Split Britches are the only one of the companies mentioned in this blog that have stood the test of time.  They describe (Split Britches, 2011) their work as “about a community of outsiders, queers, eccentrics.  It is feminist because it encourages the imaginative potential in everyone and lesbian because it takes the presence of lesbian on stage as a given”.  At present, they are still touring extensively and maintain a large following.  Current shows include Unexploded Ordnances (UXO) (2016), in which they explore of ageing, anxiety and ‘doomsday’ created through conversation and collaboration with an array of older people and artists; and Retro-Perspective (2011), in which they create a “medley of work that has made the politics of gender and sexuality and the humour of human relations assessable to all ages and persuasions for the last 30 years” (Split Britches Blog Spot, 2011).  They have also previously toured the UK with Miss America (2010), a concept play that was inspired by a dream that Shaw had in which she was crowned Miss America.  It deals with the ‘American Dream’ from the point of view of a 60-year-old that longs to be Miss America.  It was performed at the Queen Mary University of London, where Weaver is a Professor of Contemporary Performance Practice.

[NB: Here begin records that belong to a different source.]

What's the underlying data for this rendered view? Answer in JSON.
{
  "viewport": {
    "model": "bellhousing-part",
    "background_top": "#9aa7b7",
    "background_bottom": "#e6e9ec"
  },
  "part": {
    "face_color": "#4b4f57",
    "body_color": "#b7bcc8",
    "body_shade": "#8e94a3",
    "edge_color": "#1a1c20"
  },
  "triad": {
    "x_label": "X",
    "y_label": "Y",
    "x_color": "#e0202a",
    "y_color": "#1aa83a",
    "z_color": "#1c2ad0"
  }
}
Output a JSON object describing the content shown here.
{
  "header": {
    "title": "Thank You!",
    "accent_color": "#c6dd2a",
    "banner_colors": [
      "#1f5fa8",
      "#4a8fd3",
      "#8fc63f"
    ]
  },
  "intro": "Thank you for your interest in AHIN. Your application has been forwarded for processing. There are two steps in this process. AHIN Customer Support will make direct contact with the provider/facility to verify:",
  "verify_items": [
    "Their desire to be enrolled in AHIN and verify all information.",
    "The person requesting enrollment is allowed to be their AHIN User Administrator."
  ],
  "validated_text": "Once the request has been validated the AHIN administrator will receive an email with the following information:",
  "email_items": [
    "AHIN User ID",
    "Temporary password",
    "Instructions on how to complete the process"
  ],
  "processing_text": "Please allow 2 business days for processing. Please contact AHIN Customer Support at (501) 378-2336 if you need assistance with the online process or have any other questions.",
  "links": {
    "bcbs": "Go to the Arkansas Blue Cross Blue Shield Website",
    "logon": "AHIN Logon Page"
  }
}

Until recently, Split Britches had never been funded.  They made their own work and performed wherever they could, be it in a busy city centre or an empty store front.  Their 30-year survival is, by in large, because of that.  They never set out to make lesbian or feminist work, they made work for the community they surrounded themselves with, it just so happened that that community were lesbians and feminists (as are they).  So, what does the future have in store for lesbian theatre?

There remains still, the misconception that lesbianism and feminism are one of the same.  What has become increasingly apparent to me in the writing of this blog, is that lesbian theatre and feminist theatre, although analogous in many ways, are indeed different.  There is a definite symbiosis, lesbian theatre is rooted in feminist theatre and certainly would not have flourished without it.  What has been apparent throughout this blog is that many of the theatre companies mentioned in this blog defined themselves in relation to their political stance, which was (apart from the Gay Sweatshop’s male group), informed by a feminist rationale.  But something that remains unresolved within feminism are the conflicts between women of different race, sexuality and class.  This is why it was necessary for lesbians and women of colour to branch out and create their own theatre that they could identify with.  What has set companies such as Split Britches apart from the proliferation of feminist groups active in the 1970s and 1980s is their sexual politics.  This is what defines them as lesbian theatre companies, subsequently giving lesbian theatre its own deserved category.

So, come on ladies, what are you waiting for…prove me right!